TASK BRIEF: Take the listing below and output it again exactly.

EXERCISE DATA:
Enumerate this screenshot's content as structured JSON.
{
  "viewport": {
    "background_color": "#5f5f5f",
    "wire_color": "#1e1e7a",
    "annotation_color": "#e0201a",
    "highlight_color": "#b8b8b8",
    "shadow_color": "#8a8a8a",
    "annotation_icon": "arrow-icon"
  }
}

RESPONSE BOX:
Enumerate this screenshot's content as structured JSON.
{
  "viewport": {
    "background_color": "#5f5f5f",
    "wire_color": "#1e1e7a",
    "annotation_color": "#e0201a",
    "highlight_color": "#b8b8b8",
    "shadow_color": "#8a8a8a",
    "annotation_icon": "arrow-icon"
  }
}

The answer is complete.